Exercise ▸ Your answer should be each line of the entries that contains the word "protests", copied in full.

──────────

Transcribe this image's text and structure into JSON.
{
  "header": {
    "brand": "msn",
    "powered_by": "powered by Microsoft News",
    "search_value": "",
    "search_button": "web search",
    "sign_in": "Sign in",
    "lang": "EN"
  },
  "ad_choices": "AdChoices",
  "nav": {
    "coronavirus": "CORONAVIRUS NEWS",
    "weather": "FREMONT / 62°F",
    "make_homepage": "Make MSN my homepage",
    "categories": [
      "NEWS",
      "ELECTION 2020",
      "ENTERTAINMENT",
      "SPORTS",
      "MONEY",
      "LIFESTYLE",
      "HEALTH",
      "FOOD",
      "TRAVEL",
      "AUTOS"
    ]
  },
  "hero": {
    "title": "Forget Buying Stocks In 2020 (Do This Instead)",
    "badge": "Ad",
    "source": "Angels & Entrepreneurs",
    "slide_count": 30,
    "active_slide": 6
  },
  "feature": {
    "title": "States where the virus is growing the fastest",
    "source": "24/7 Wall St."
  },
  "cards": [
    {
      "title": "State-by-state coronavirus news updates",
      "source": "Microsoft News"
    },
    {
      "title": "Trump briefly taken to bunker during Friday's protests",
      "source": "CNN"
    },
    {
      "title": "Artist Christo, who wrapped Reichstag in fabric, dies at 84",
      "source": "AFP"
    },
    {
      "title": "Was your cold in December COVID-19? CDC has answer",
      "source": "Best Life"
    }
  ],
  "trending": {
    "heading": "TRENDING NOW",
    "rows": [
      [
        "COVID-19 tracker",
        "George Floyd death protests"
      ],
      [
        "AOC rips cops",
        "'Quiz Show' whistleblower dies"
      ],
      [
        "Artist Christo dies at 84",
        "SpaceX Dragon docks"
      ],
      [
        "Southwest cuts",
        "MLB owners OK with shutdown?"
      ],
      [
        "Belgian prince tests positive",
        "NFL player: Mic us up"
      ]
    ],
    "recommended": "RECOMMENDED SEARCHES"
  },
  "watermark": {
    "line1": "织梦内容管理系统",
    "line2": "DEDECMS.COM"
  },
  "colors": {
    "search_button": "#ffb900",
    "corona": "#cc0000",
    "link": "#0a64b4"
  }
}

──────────

Task solution ▸
      "title": "Trump briefly taken to bunker during Friday's protests",
        "George Floyd death protests"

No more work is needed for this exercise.